Giant Leaps in Product Design
Energy Recovery’s technology represents leaps forward in both engineering and materials science. Our PX Pressure Exchanger devices are designed with one moving part, allowing them to process fluids at pressures that would typically break down traditional pumps. The simplicity of our designs gives our customers the ability to easily install the device into new and existing systems with no required maintenance and no risk.
The leap in materials science goes hand in hand with the advancements in engineering. Because our devices are designed to process hostile fluids at high pressures, we are able to enter markets, such as hydraulic fracturing, where treating pressures can approach 15,000 psi, and the hostile frac fluids can cause daily pump failures. As we push our technology to higher degrees of performance, we have had to develop new materials that adapt our designs to more challenging demands.

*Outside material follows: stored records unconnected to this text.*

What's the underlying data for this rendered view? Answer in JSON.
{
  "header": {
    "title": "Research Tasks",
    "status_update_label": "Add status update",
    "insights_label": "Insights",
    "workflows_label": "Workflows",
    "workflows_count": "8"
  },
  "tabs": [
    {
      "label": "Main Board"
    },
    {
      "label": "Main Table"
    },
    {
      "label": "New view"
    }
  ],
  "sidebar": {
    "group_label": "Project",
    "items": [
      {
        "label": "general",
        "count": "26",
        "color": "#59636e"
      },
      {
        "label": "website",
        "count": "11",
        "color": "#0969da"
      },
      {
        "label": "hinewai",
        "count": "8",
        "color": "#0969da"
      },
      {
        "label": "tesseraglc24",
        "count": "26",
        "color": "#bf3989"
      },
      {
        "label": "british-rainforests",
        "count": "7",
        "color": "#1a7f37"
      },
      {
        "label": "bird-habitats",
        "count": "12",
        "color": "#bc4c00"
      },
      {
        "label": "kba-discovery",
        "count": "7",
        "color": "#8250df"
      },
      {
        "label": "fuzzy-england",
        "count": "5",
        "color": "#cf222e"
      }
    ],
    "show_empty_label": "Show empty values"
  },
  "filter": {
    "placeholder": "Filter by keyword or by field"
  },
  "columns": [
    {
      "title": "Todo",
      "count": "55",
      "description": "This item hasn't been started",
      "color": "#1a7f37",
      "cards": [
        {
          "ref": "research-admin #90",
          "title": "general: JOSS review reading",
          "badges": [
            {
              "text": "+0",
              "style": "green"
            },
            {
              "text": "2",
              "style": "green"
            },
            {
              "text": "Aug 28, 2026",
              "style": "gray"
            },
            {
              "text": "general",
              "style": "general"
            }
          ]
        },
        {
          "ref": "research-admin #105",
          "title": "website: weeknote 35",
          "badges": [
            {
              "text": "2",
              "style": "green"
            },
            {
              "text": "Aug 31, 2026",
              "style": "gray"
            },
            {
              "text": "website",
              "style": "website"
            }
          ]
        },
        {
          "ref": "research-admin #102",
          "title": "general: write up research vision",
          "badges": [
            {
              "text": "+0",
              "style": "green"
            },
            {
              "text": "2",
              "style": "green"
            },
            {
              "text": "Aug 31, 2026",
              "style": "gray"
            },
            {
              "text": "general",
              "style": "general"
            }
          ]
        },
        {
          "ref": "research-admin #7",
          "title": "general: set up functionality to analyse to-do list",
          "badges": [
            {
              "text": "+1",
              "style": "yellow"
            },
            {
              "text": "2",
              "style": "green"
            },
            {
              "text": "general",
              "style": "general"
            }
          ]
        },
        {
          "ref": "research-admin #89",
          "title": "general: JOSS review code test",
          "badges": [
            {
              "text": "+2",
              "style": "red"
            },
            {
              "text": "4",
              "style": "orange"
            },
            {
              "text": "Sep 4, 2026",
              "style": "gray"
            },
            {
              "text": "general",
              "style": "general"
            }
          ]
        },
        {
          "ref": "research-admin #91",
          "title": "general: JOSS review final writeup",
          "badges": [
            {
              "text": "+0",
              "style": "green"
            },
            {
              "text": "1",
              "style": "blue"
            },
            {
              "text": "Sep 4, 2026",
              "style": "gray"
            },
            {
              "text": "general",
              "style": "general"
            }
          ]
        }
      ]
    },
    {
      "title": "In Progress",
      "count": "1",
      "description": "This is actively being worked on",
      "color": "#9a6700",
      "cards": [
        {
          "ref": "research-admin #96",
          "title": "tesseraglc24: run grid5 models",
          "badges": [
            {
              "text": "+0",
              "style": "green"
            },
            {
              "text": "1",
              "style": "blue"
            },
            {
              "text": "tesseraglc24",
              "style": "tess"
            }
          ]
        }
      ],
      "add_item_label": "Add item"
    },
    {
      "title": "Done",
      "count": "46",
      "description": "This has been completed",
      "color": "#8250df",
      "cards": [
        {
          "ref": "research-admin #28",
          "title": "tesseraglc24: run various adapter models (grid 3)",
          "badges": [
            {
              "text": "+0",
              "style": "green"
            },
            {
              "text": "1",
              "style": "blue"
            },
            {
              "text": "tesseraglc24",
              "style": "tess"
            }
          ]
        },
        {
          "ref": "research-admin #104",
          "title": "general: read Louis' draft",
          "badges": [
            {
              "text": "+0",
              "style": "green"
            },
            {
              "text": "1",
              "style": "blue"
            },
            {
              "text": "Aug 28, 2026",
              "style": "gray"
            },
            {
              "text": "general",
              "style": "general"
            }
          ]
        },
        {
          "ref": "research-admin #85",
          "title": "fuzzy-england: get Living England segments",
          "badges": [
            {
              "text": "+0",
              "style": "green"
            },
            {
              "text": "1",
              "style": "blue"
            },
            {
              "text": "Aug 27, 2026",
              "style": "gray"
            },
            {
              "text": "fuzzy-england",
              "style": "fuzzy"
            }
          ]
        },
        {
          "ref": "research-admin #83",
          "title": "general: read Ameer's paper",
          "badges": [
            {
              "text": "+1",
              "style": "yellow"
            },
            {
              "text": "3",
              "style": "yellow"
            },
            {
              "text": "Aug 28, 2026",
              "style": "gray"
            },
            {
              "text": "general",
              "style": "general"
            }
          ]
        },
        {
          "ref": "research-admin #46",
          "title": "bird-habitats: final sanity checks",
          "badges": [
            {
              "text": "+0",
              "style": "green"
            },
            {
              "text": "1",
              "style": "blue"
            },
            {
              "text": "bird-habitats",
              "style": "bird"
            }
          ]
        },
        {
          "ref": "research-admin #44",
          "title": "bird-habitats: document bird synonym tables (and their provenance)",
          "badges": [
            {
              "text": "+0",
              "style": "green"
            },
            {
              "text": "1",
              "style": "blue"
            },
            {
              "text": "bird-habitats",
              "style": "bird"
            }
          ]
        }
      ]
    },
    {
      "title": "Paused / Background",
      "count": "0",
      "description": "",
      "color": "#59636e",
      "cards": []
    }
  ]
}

When Energy Recovery developed our VorTeq hydraulic pumping system, we knew we needed a material that could withstand the harsh operating environments and treating pressures of the hydraulic fracturing industry. Adapting the PX Pressure Exchanger technology that has been deployed on six continents, we built the core of the system out of tungsten carbide, one of the most durable materials on the planet, and 1,000 times more abrasion-resistant than steel. The tungsten carbide rotor at the heart of the pumping system allows VorTeq to process proppants, most commonly sand, which break down pumps and cost operators a fortune in maintenance costs. With the simplicity of the engineering and durability of the materials, the VorTeq system can handle the extremely hostile frac fluid and allow the high pressure pumps to pump pure water, which dramatically reduces operating costs and improves runtime.
Aluminum oxide, or alumina, is used for Energy Recovery’s PX Pressure Exchanger devices in desalination. Three times more abrasion-resistant than steel and able to turn at up to 1,000 rpm in an almost frictionless hydrodynamic bearing, this ceramic is unaffected by chemicals or aqueous corrosion, making our PX devices in desalination virtually indestructible. The result is a superior technology with proven success in the field. To date, we have 17,000 installations worldwide, in a majority all global desalination projects.
At our headquarters in California, we house a manufacturing facility and lab specially equipped to produce and test our ceramic rotors, including machining down to the micron, and enormous kilns where we fire the ceramics onsite. Custom formulated spray-dried powders are compacted at extreme pressures to create the machinable blocks that become rotors. The lengthy sintering process occurs at temperatures greater than 1600°C and eventually achieves a hardness of Mohs 9.0 in a material chemically identical to sapphire. Once the ceramics have been properly formed, they are cooled slowly and evenly to avoid cracking. This overall process is critical to achieve a smooth, hard surface, which will operate for many years in harsh environments.
For all of our metal components, including the turbochargers at the heart of our IsoBoost system, we use improved, low nickel stainless steels. Regular steels rust when exposed to air and moisture, but our metal components are made with ATI Allegheny Ludlum AL-6XN® alloy—the most corrosion-resistant iron-based austenitic stainless alloy produced today. At our headquarters, we also house a production facility and lab to machine and test these components to create the highest performing and most durable products of their kind in the oil and gas and water industries.